Changes in lifestyle and surroundings
Many people’s lives change substantially after the loss of their loved one. A parent who loses a child no longer needs to keep track of that child’s belongings. A businessman whose financial partner dies may not be able to hold onto their shop. A bereaved dog owner might no longer need to take a lunch break so her pup can go outside. These secondary losses reach beyond the one who died, into the life of their survivors, for much longer than the primary loss is generally remembered by others. The first things to become apparent, are lifestyle changes and daily reality reminders. Things like location, occupation, social interactions, and even shopping preferences. Not all of these changes are negative, but they don’t negate the loss or sadness one might feel when the previous things are gone.
The positives about what can come after tragedy are the silver linings on the clouds of loss. In my own situation, though I lost my lifestyle as a married, stay-at-home-mom, I gained a part-time position as a Communications Director – directly using my university degree. I was afraid that time with my children would be lost, but I’m still able to spend intentional, quality time with them. I lost the community I had in Wisconsin (though facebook is awesome!), but I have gained a full community here in Minnesota where my family is thriving. I’ve gained friends who I might not have had in my previous situation, including other single moms who ran in different circles than I once had. I lost my family’s space, but I now live in a multi-generational home with my parents and my grandmother. Yes, there are four generations living under one roof! My grandma is only here temporarily, as she is recovering from knee surgery, yet all the same, we are experiencing benefits of daily interactions with special people that we likely never would have had prior to loss.
After Eric died, I also lost the items that once connected me to him, but I have gained and purchased items that are mine (like my new-ish car) that make me happy because I know that I chose them according to my own preferences and financial decisions. My “new normal” is not necessarily better or worse than it was before loss. It is helpful for me, however, to acknowledge the hard and move forward in the positives of the present.

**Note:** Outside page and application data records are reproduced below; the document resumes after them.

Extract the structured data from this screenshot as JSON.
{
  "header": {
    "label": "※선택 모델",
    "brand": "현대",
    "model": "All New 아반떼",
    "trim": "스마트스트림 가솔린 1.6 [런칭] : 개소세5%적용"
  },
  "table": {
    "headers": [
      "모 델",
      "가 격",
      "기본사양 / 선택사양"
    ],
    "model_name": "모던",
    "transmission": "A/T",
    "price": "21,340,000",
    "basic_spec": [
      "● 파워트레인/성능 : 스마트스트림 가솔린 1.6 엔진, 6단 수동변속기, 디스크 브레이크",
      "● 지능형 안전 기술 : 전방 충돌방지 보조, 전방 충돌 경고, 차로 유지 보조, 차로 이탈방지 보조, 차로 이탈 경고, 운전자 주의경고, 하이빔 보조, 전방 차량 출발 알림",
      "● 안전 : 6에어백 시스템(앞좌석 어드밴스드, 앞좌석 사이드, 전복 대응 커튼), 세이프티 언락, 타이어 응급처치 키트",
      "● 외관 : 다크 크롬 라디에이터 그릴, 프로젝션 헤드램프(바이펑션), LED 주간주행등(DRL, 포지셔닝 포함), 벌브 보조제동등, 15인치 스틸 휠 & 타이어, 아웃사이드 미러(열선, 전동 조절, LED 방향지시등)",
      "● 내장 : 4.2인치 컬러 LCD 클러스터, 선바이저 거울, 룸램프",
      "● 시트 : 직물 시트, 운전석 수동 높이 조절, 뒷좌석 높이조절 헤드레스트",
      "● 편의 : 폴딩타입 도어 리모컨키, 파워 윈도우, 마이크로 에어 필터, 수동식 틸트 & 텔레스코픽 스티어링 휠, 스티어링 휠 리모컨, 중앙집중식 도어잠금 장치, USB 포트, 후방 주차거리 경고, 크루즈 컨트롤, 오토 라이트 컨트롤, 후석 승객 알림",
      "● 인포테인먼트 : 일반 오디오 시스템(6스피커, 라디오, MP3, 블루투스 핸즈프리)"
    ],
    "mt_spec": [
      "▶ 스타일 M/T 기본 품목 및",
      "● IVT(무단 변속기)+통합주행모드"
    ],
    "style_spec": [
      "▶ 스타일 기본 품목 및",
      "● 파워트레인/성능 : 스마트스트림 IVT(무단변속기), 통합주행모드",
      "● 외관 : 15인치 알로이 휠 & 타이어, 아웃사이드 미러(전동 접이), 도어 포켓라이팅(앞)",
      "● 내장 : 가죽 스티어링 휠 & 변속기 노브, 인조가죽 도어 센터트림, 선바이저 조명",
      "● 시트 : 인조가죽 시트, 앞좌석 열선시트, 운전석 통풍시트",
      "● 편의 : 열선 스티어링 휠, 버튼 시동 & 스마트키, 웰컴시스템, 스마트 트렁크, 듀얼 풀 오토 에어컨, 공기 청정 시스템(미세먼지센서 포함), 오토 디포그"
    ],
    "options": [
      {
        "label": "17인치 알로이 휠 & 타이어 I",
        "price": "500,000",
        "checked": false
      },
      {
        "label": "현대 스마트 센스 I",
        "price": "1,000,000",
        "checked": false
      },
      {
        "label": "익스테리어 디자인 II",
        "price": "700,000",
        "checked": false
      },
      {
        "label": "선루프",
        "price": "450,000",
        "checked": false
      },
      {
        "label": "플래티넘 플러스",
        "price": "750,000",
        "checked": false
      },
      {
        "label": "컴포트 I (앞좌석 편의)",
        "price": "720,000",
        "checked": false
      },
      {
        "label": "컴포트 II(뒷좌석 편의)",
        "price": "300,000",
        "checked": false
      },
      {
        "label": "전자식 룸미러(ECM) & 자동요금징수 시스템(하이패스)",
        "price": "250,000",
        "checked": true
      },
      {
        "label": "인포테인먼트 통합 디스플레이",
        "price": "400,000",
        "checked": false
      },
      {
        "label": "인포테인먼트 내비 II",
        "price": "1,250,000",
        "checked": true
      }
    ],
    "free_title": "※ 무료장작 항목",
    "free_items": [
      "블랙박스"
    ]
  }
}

I’ve often said that grief is like hunting for a bear as in the children’s book by Michael Rosen. “Can’t go over it, can’t go under it, gotta go through it.” It takes a lot of effort to move through and learn from grief. It’s a beast, and it’s tough, but I’ve been finding that there is healing as you work through it. Here are some prompts that may help you on your journey.
- Are there things you lost or changes that you made as a result of your primary loss? Have you taken time to recognize and grieve them?
- Is there anyone in your life that should know that you’re struggling with the pain of those secondary losses?
- Are there any positive things that have become realities after or even as a result of the primary loss?
- While focussing solely on the gains may hinder your ability to grieve the losses appropriately, positivity will help you move forward toward healing. Try making a list of the things that you could count as secondary gains or positive realities for you and your family.